This issue of Psychiatric Annals addresses a crisis both in the U.S. and around the world — that is, rampage mass murders by psychotic individuals who endanger, if not kill, between 1,000 and 2,000 innocent victims each year in the U.S. alone, including children. Mass murders are horrific tragedies that gain intense media coverage; they do not seem rare any more. Efforts at prevention must go beyond gun control and focus on understanding more about the perpetrators. This is a challenge and has relied primarily on reviews of media, medical professionals, police, and legal reports. When available, the communications of the perpetrators and interviews with them have been valuable. Because the diagnoses of the perpetrators are controversial, the lead editorial argues to justify an exception to the Goldwater Rule when discussions of the diagnoses of psychotic mass killers can aid in prevention. The three full articles in this issue have in common the goal of advancing efforts at prevention.
The areas of expertise of the contributors are strikingly broad, ranging from a psychoanalytically informed approach to forensic psycholinguistic analysis of the communications of psychotic mass murderers, all the way to simple clinical differential diagnostic analysis of the perpetrators.
James L. Knoll, IV, MD, and J. Reid Meloy, PhD, ABPP, are internationally recognized for their research on mass murderers. They make a substantial contribution with the third paper in this issue, “Mass Murder and the Violent Paranoid Spectrum.” They assert that there are about 20 such cases each year in the United States. They acknowledge that, “mass murder is a multi-determined event with no simple preventative solution. Such tragedies are exceptionally hard to anticipate and avert.” In their contribution, utilizing forensic psycholinguistic analyses, they probe a complex set of motivations that suggest common themes of social persecution, envy, and especially retribution and revenge, which are often the central motives for mass murderers. The authors address “… a theatrical aspect to [the killers’] vengeance, which requires witnessing …” by an audience in addition to a target for revenge. The killers thus provide for an audience various communications, written, videotaped, or posted on the internet that the authors thus study as “… rich sources of data providing a deeper understanding of a perpetrator’s motive, mental state, and psychological disturbances.”
This represents an important potential method of prevention by enabling “… a more informed clinical risk assessment and management that examines … availability of means, planning, preparation, and the acknowledged commitment to put the words into action irrespective of consequences.” They hesitate to “… draw conclusions beyond the hypothesis that [mass murder] is caused by a ‘complex interaction’ between psychopathology, traumatic life events, and precipitating factors.”
The first full article in this issue, “Rampage Murderers, Part I: Psychotic Versus Non-Psychotic and a Role for Psychiatry in Prevention,” distinguishes psychotic from non-psychotic mass murderers in hopes of identifying common characteristics of potential mass murderers. Twenty-three cases are analyzed. The primary motive of 15 was psychotic delusions, four were terrorist-motivated, and in four, anger and revenge were motives. There were also overlapping motives in some. About half of psychotic rampage killers have contact with mental health professionals before their rampage, giving us an opportunity to improve recognition and prevention.

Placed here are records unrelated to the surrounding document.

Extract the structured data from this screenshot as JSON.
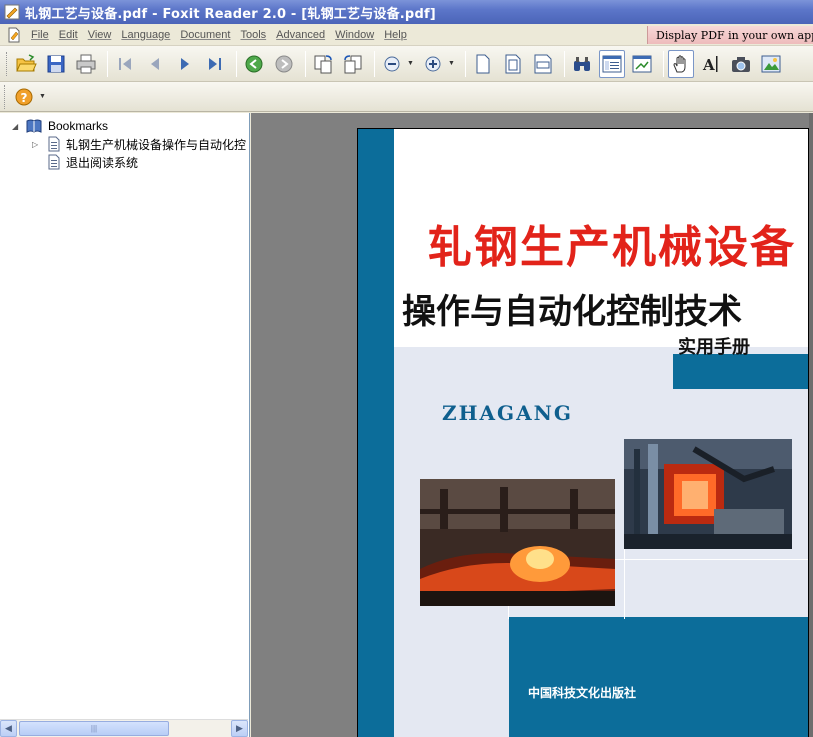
{
  "window": {
    "title": "轧钢工艺与设备.pdf - Foxit Reader 2.0 - [轧钢工艺与设备.pdf]"
  },
  "menu": {
    "items": [
      "File",
      "Edit",
      "View",
      "Language",
      "Document",
      "Tools",
      "Advanced",
      "Window",
      "Help"
    ]
  },
  "ad": {
    "text": "Display PDF in your own appl"
  },
  "toolbar": {
    "icons": [
      "open-icon",
      "save-icon",
      "print-icon",
      "first-page-icon",
      "previous-page-icon",
      "next-page-icon",
      "last-page-icon",
      "go-back-icon",
      "go-forward-icon",
      "rotate-clockwise-icon",
      "rotate-counterclockwise-icon",
      "zoom-out-icon",
      "zoom-in-icon",
      "actual-size-icon",
      "fit-page-icon",
      "fit-width-icon",
      "find-icon",
      "bookmarks-panel-icon",
      "thumbnails-icon",
      "hand-tool-icon",
      "text-select-icon",
      "snapshot-icon",
      "image-tool-icon",
      "help-icon"
    ]
  },
  "bookmarks": {
    "root_label": "Bookmarks",
    "items": [
      {
        "label": "轧钢生产机械设备操作与自动化控",
        "expandable": true
      },
      {
        "label": "退出阅读系统",
        "expandable": false
      }
    ]
  },
  "cover": {
    "title_line1": "轧钢生产机械设备",
    "title_line2": "操作与自动化控制技术",
    "subtitle": "实用手册",
    "brand": "ZHAGANG",
    "publisher": "中国科技文化出版社"
  },
  "colors": {
    "title_bar": "#5c76c9",
    "cover_blue": "#0c6d9a",
    "cover_title_red": "#e2231a",
    "viewer_bg": "#808080"
  }
}
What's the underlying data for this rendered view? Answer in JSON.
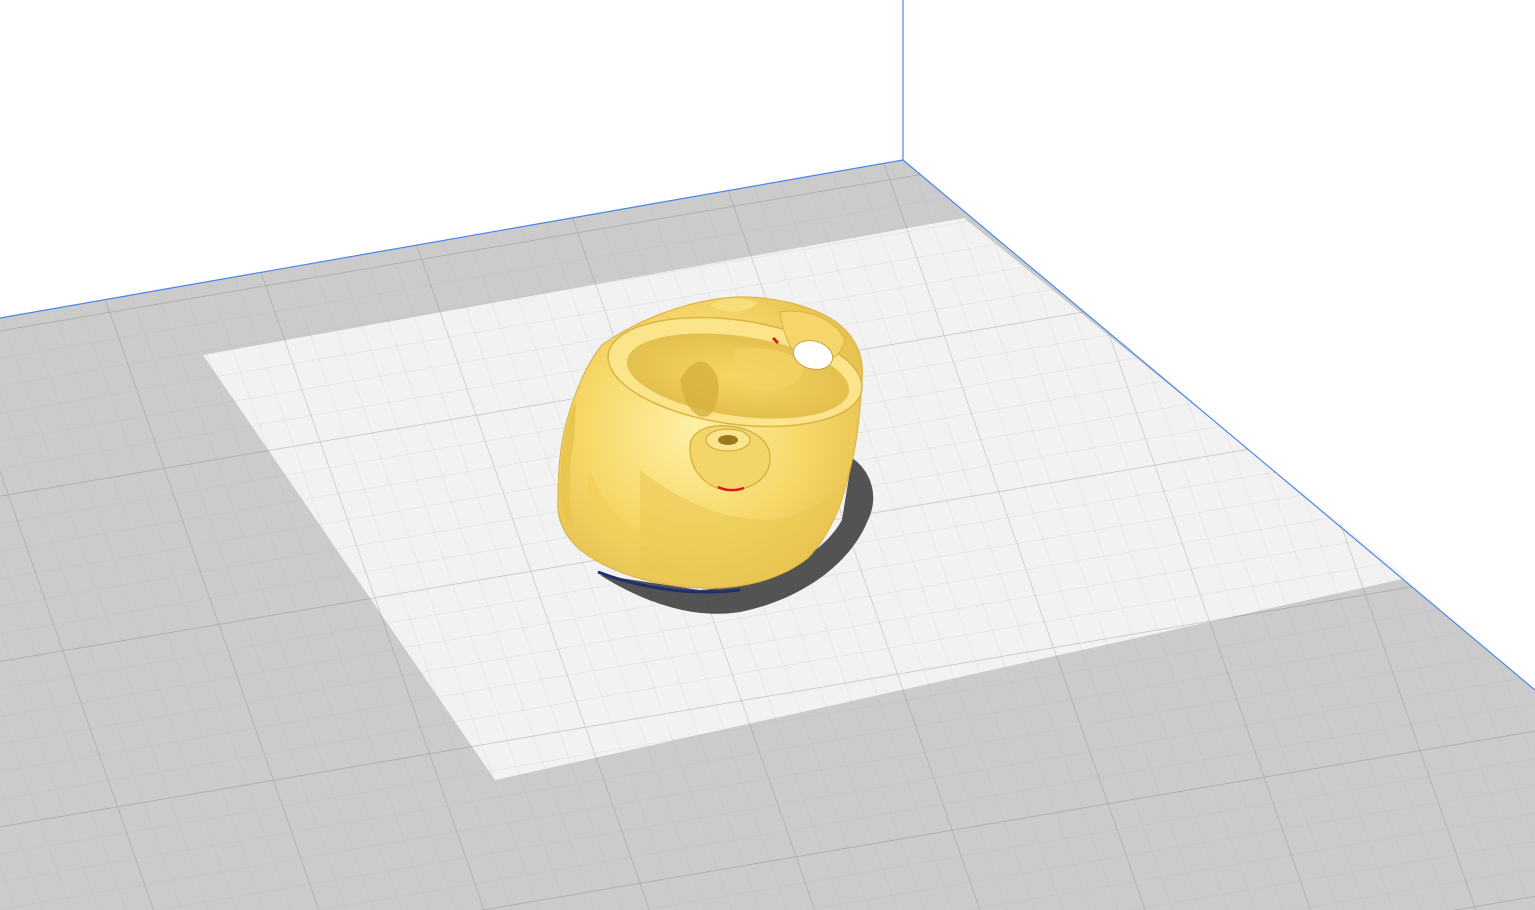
{
  "viewport": {
    "background_color": "#ffffff",
    "build_plate_color": "#c9c9c9",
    "build_plate_inner_color": "#f1f1f1",
    "grid_line_color": "#b7b7b7",
    "volume_edge_color": "#4a86e8"
  },
  "model": {
    "color": "#f7d96a",
    "shade_color": "#e7c24c",
    "highlight_color": "#fff0a6",
    "overhang_color": "#d81b1b",
    "shadow_color": "#4a4a4a"
  }
}
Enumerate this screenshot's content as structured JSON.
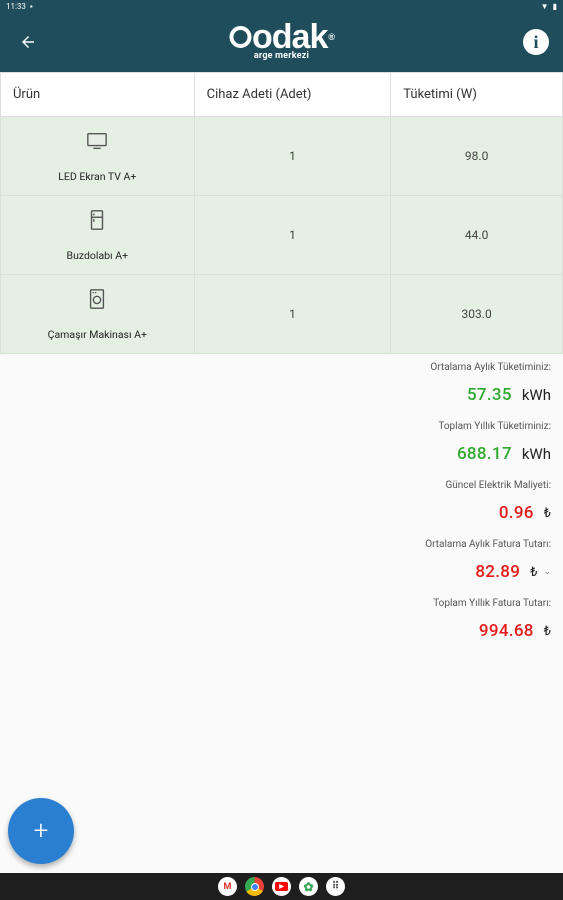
{
  "status_bar": {
    "time": "11:33"
  },
  "app_bar": {
    "logo_text": "odak",
    "logo_sub": "arge merkezi",
    "logo_reg": "®"
  },
  "table": {
    "headers": [
      "Ürün",
      "Cihaz Adeti (Adet)",
      "Tüketimi (W)"
    ],
    "rows": [
      {
        "icon": "tv-icon",
        "name": "LED Ekran TV A+",
        "count": "1",
        "consumption": "98.0"
      },
      {
        "icon": "refrigerator-icon",
        "name": "Buzdolabı A+",
        "count": "1",
        "consumption": "44.0"
      },
      {
        "icon": "washing-machine-icon",
        "name": "Çamaşır Makinası A+",
        "count": "1",
        "consumption": "303.0"
      }
    ]
  },
  "summary": {
    "monthly_label": "Ortalama Aylık Tüketiminiz:",
    "monthly_value": "57.35",
    "monthly_unit": "kWh",
    "yearly_label": "Toplam Yıllık Tüketiminiz:",
    "yearly_value": "688.17",
    "yearly_unit": "kWh",
    "price_label": "Güncel Elektrik Maliyeti:",
    "price_value": "0.96",
    "price_unit": "₺",
    "monthly_bill_label": "Ortalama Aylık Fatura Tutarı:",
    "monthly_bill_value": "82.89",
    "monthly_bill_unit": "₺",
    "yearly_bill_label": "Toplam Yıllık Fatura Tutarı:",
    "yearly_bill_value": "994.68",
    "yearly_bill_unit": "₺"
  },
  "fab": {
    "label": "+"
  },
  "colors": {
    "primary": "#1f4d5c",
    "accent": "#2a7fd1",
    "green": "#2eaa2e",
    "red": "#e21b1b",
    "row_bg": "#e4f0e2"
  },
  "dock": [
    "gmail-icon",
    "chrome-icon",
    "youtube-icon",
    "photos-icon",
    "apps-icon"
  ]
}
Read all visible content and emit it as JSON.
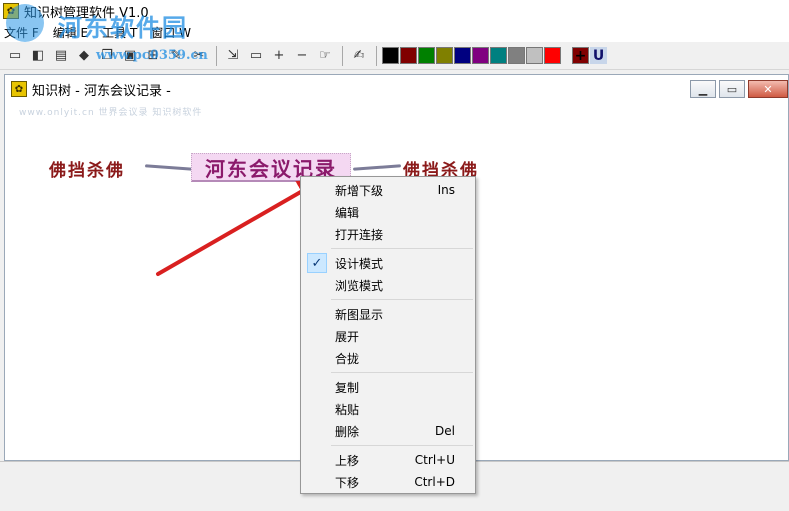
{
  "app": {
    "title": "知识树管理软件 V1.0",
    "icon": "knowledge-tree-app-icon"
  },
  "menubar": {
    "items": [
      {
        "label": "文件 F"
      },
      {
        "label": "编辑 E"
      },
      {
        "label": "工具 T"
      },
      {
        "label": "窗口 W"
      }
    ]
  },
  "toolbar": {
    "buttons": [
      "new-icon",
      "open-icon",
      "save-icon",
      "cut-icon",
      "copy-icon",
      "paste-icon",
      "tree-icon",
      "pin-icon",
      "scissors-icon",
      "import-icon",
      "window-icon",
      "plus-icon",
      "minus-icon",
      "pointer-icon",
      "text-tool-icon"
    ],
    "colors": [
      "#000000",
      "#800000",
      "#008000",
      "#808000",
      "#000080",
      "#800080",
      "#008080",
      "#808080",
      "#c0c0c0",
      "#ff0000"
    ],
    "extra": {
      "swatch_color": "#800000",
      "swatch_label": "+",
      "underline_label": "U"
    }
  },
  "watermark": {
    "brand": "河东软件园",
    "url": "www.pc0359.cn"
  },
  "child_window": {
    "title": "知识树 - 河东会议记录 -",
    "faint_text": "www.onlyit.cn 世界会议录 知识树软件"
  },
  "canvas": {
    "main_node": "河东会议记录",
    "left_node": "佛挡杀佛",
    "right_node": "佛挡杀佛"
  },
  "context_menu": {
    "groups": [
      [
        {
          "label": "新增下级",
          "shortcut": "Ins"
        },
        {
          "label": "编辑",
          "shortcut": ""
        },
        {
          "label": "打开连接",
          "shortcut": ""
        }
      ],
      [
        {
          "label": "设计模式",
          "shortcut": "",
          "checked": true
        },
        {
          "label": "浏览模式",
          "shortcut": ""
        }
      ],
      [
        {
          "label": "新图显示",
          "shortcut": ""
        },
        {
          "label": "展开",
          "shortcut": ""
        },
        {
          "label": "合拢",
          "shortcut": ""
        }
      ],
      [
        {
          "label": "复制",
          "shortcut": ""
        },
        {
          "label": "粘贴",
          "shortcut": ""
        },
        {
          "label": "删除",
          "shortcut": "Del"
        }
      ],
      [
        {
          "label": "上移",
          "shortcut": "Ctrl+U"
        },
        {
          "label": "下移",
          "shortcut": "Ctrl+D"
        }
      ]
    ]
  },
  "annotation": {
    "arrow_color": "#d92020"
  }
}
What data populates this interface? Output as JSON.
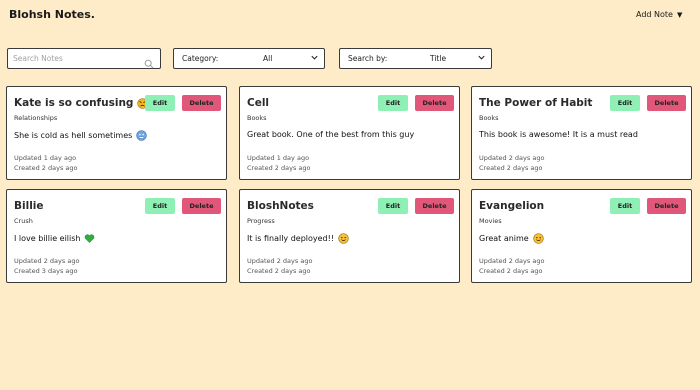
{
  "header": {
    "brand": "Blohsh Notes.",
    "add_note_label": "Add Note",
    "add_note_caret_icon": "chevron-down-icon"
  },
  "filters": {
    "search": {
      "placeholder": "Search Notes",
      "value": "",
      "icon": "search-icon"
    },
    "category": {
      "label": "Category:",
      "value": "All"
    },
    "search_by": {
      "label": "Search by:",
      "value": "Title"
    }
  },
  "notes": [
    {
      "title": "Kate is so confusing",
      "title_emoji": "angry-face-icon",
      "category": "Relationships",
      "body": "She is cold as hell sometimes",
      "body_emoji": "cold-face-icon",
      "updated": "Updated 1 day ago",
      "created": "Created 2 days ago",
      "edit_label": "Edit",
      "delete_label": "Delete"
    },
    {
      "title": "Cell",
      "title_emoji": "",
      "category": "Books",
      "body": "Great book. One of the best from this guy",
      "body_emoji": "",
      "updated": "Updated 1 day ago",
      "created": "Created 2 days ago",
      "edit_label": "Edit",
      "delete_label": "Delete"
    },
    {
      "title": "The Power of Habit",
      "title_emoji": "",
      "category": "Books",
      "body": "This book is awesome! It is a must read",
      "body_emoji": "",
      "updated": "Updated 2 days ago",
      "created": "Created 2 days ago",
      "edit_label": "Edit",
      "delete_label": "Delete"
    },
    {
      "title": "Billie",
      "title_emoji": "",
      "category": "Crush",
      "body": "I love billie eilish",
      "body_emoji": "green-heart-icon",
      "updated": "Updated 2 days ago",
      "created": "Created 3 days ago",
      "edit_label": "Edit",
      "delete_label": "Delete"
    },
    {
      "title": "BloshNotes",
      "title_emoji": "",
      "category": "Progress",
      "body": "It is finally deployed!!",
      "body_emoji": "smiling-face-icon",
      "updated": "Updated 2 days ago",
      "created": "Created 2 days ago",
      "edit_label": "Edit",
      "delete_label": "Delete"
    },
    {
      "title": "Evangelion",
      "title_emoji": "",
      "category": "Movies",
      "body": "Great anime",
      "body_emoji": "smiling-face-icon",
      "updated": "Updated 2 days ago",
      "created": "Created 2 days ago",
      "edit_label": "Edit",
      "delete_label": "Delete"
    }
  ],
  "colors": {
    "background": "#feebc8",
    "edit": "#8ef0b4",
    "delete": "#e0577a",
    "border": "#3a3a3a"
  }
}
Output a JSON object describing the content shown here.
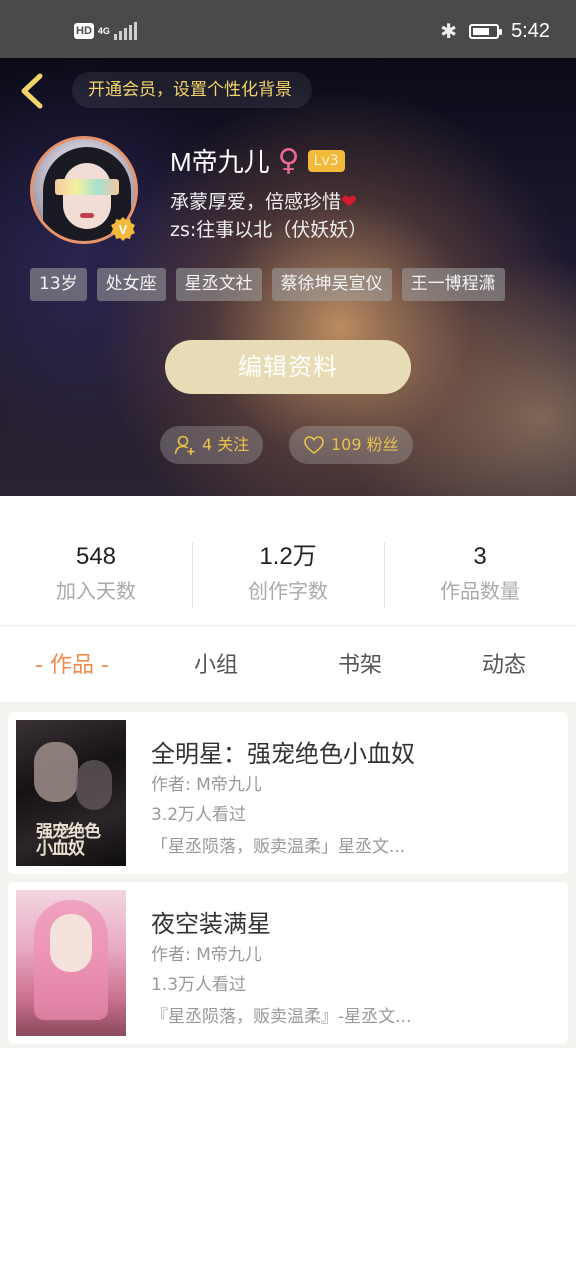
{
  "status_bar": {
    "hd": "HD",
    "network": "4G",
    "time": "5:42"
  },
  "header": {
    "vip_banner": "开通会员，设置个性化背景",
    "name": "M帝九儿",
    "gender_symbol": "♀",
    "level": "Lv3",
    "bio_line1": "承蒙厚爱，倍感珍惜",
    "bio_heart": "❤",
    "bio_line2": "zs:往事以北（伏妖妖）",
    "tags": [
      "13岁",
      "处女座",
      "星丞文社",
      "蔡徐坤吴宣仪",
      "王一博程潇"
    ],
    "edit_button": "编辑资料",
    "following": "4 关注",
    "followers": "109 粉丝"
  },
  "stats": [
    {
      "value": "548",
      "label": "加入天数"
    },
    {
      "value": "1.2万",
      "label": "创作字数"
    },
    {
      "value": "3",
      "label": "作品数量"
    }
  ],
  "tabs": [
    {
      "label": "作品",
      "active": true
    },
    {
      "label": "小组"
    },
    {
      "label": "书架"
    },
    {
      "label": "动态"
    }
  ],
  "tab_active_marker": "-",
  "works": [
    {
      "title": "全明星：强宠绝色小血奴",
      "author": "作者: M帝九儿",
      "views": "3.2万人看过",
      "tagline": "「星丞陨落，贩卖温柔」星丞文...",
      "cover_text": "强宠绝色小血奴"
    },
    {
      "title": "夜空装满星",
      "author": "作者: M帝九儿",
      "views": "1.3万人看过",
      "tagline": "『星丞陨落，贩卖温柔』-星丞文..."
    }
  ],
  "colors": {
    "accent": "#ef8a4e",
    "vip_text": "#f3d46b",
    "level_badge": "#f2b93a",
    "follow_text": "#e9c24c"
  }
}
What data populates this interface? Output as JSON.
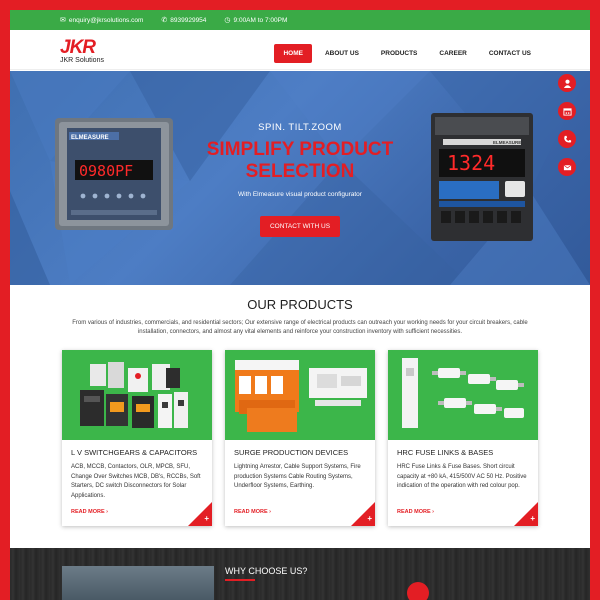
{
  "topbar": {
    "email": "enquiry@jkrsolutions.com",
    "phone": "8939929954",
    "hours": "9:00AM to 7:00PM"
  },
  "brand": {
    "logo_mark": "JKR",
    "logo_sub": "JKR Solutions",
    "accent": "#e31e24",
    "green": "#3aaa46"
  },
  "nav": [
    "HOME",
    "ABOUT US",
    "PRODUCTS",
    "CAREER",
    "CONTACT US"
  ],
  "nav_active": "HOME",
  "hero": {
    "subtitle": "SPIN. TILT.ZOOM",
    "title_line1": "SIMPLIFY PRODUCT",
    "title_line2": "SELECTION",
    "description": "With Elmeasure visual product configurator",
    "button": "CONTACT WITH US",
    "meter_left_brand": "ELMEASURE",
    "meter_left_display": "0980PF",
    "meter_right_brand": "ELMEASURE",
    "meter_right_display": "1324"
  },
  "side_icons": [
    "user-icon",
    "calendar-icon",
    "phone-icon",
    "mail-icon"
  ],
  "products": {
    "heading": "OUR PRODUCTS",
    "intro": "From various of industries, commercials, and residential sectors; Our extensive range of electrical products can outreach your working needs for your circuit breakers, cable installation, connectors, and almost any vital elements and reinforce your construction inventory with sufficient necessities.",
    "cards": [
      {
        "title": "L V SWITCHGEARS & CAPACITORS",
        "desc": "ACB, MCCB, Contactors, OLR, MPCB, SFU, Change Over Switches MCB, DB's, RCCBs, Soft Starters, DC switch Disconnectors for Solar Applications.",
        "more": "READ MORE"
      },
      {
        "title": "SURGE PRODUCTION DEVICES",
        "desc": "Lightning Arrestor, Cable Support Systems, Fire production Systems Cable Routing Systems, Underfloor Systems, Earthing.",
        "more": "READ MORE"
      },
      {
        "title": "HRC FUSE LINKS & BASES",
        "desc": "HRC Fuse Links & Fuse Bases. Short circuit capacity at +80 kA, 415/500V AC 50 Hz. Positive indication of the operation with red colour pop.",
        "more": "READ MORE"
      }
    ]
  },
  "why": {
    "title": "WHY CHOOSE US?"
  }
}
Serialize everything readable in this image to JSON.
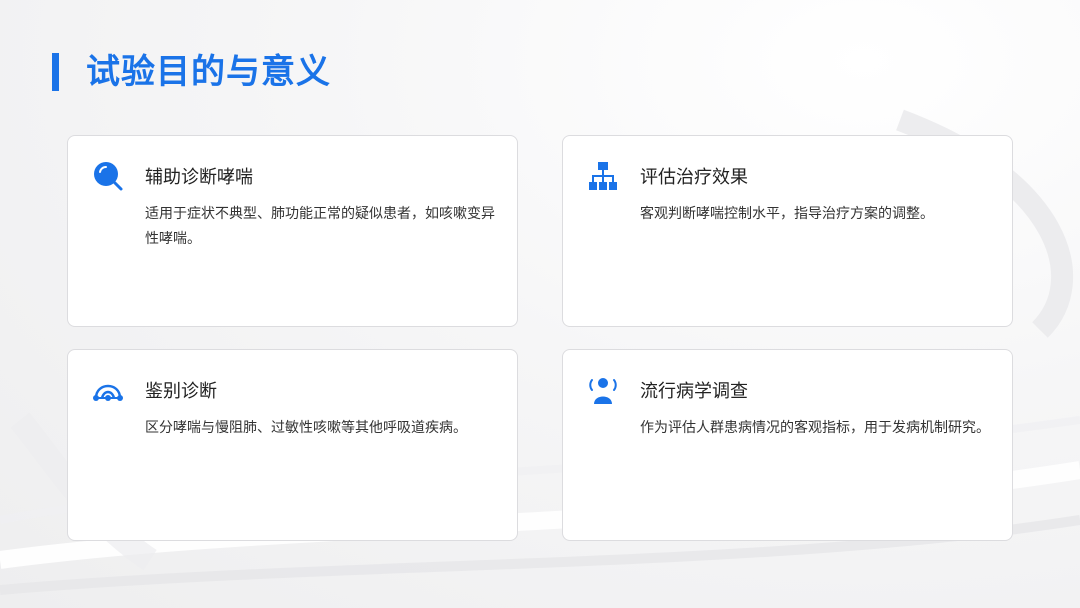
{
  "page": {
    "title": "试验目的与意义",
    "accent_color": "#1a73e8"
  },
  "cards": [
    {
      "icon": "search-icon",
      "title": "辅助诊断哮喘",
      "description": "适用于症状不典型、肺功能正常的疑似患者，如咳嗽变异性哮喘。"
    },
    {
      "icon": "hierarchy-icon",
      "title": "评估治疗效果",
      "description": "客观判断哮喘控制水平，指导治疗方案的调整。"
    },
    {
      "icon": "network-arc-icon",
      "title": "鉴别诊断",
      "description": "区分哮喘与慢阻肺、过敏性咳嗽等其他呼吸道疾病。"
    },
    {
      "icon": "people-group-icon",
      "title": "流行病学调查",
      "description": "作为评估人群患病情况的客观指标，用于发病机制研究。"
    }
  ]
}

The second full contribution is titled, “Psychotic Rampage Murderers, Part II: Psychotic Mania, not Schizophrenia.” This provocative and controversial article addresses efforts at prevention of lethal psychotic rampages by challenging the long-established medical concept that functional psychosis means a diagnosis of schizophrenia. Schizophrenia has been the diagnosis given to most psychotic mass murderers, but detailed media reports of the perpetrators’ behaviors, when available, suggest states of psychotic mania, defining a bipolar disorder, not schizophrenia. Critical to a correct diagnosis is the recognition that delusional grandiosity, often tinged with a political flavor, is diagnostic of mania but is usually obscured by paranoia. Paranoia has been associated with paranoid schizophrenia but derives from the delusional grandiosity of mania. Similarly, the delusional guilt of psychotic depression leads to flagrant paranoia that hides the core guilt (and the depression). The century-old Kraepelinian Dichotomy that schizophrenia and psychotic mood disorders are different has been discounted. Primary psychoses are explained by psychotic mood disorders, mania, and depression.
Since the standard-of-care treatments for schizophrenia and a psychotic mood disorder differ, a correct diagnosis is critical for the most effective care and for maximum efforts at prevention of psychotic rampage murders. Successful class action litigation can change psychiatric diagnostics faster than a revised Diagnostic and Statistical Manual.